IT has been almost a quarter of a century, now, that the language of our economic policy has been dominated by concerns related to growth. Over these years, we have worried ourselves sick over questions like how to attract foreign investment, how to bridge the fiscal deficit so the state does not become the dominant consumer of the country’s investible resources, what foreign exchange regime would best serve the objective of reserve asset accumulation, how to shift the taxation base away from trade towards consumption, and so on. As the language came to revolve around these questions, the poor and the marginalised increasingly dropped off the policy radar, becoming little more than an afterthought — a nuisance, rag-tag rabble with nothing but bellies to fill.
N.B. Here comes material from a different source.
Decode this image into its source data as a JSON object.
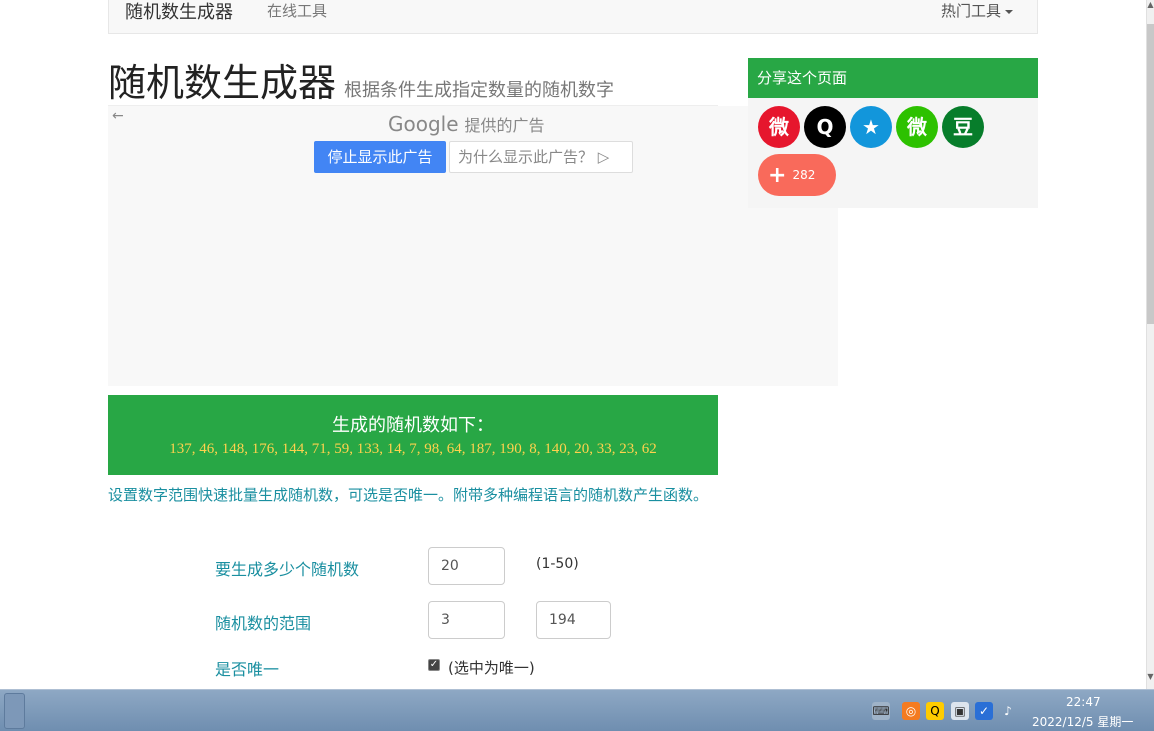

Our infrastructure has seen paradigm-changing investments, like cellular communications and highways, but our public schools have fallen into desolation and disrepair. Flashy brand-name fast food establishments have proliferated, while the majority of our country’s children have been pushed into the clutches of hunger and chronic malnutrition. The government today talks about bullet trains and highways, while our railway infrastructure grinds to a halt and in our largest city, people still commute to work squatting atop buses that resemble rusted iron cages on wheels.

All this must change. In a seminar held in Karachi on Wednesday on the social justice impact of the budget, speakers highlighted the enormous cost of neglect that the poor have had to bear over these decades as the policy conversation has whistled right past their needs. Almost 50pc of the population of 180 million are malnourished, one speaker told the audience. This is a horrifying statistic, especially in a time when the government likes to brag about its accomplishments by invoking currency stability or the rising stock levels of the stock market. “It’s the state’s responsibility to take care of its citizens,” another highlighted. “It should take care of its mothers and children and provide them with a nutritional level that can help them fight for a better life.” It is impossible not to agree. It is imperative that our community of economists take the lead, and help the country find its way back to the older principles that fell off the truck when we began talking about liberalisation. The journey back begins with recovering the language which can put the needs of the poor in the driving seat of policy-making.

Published in Dawn, June 27th, 2014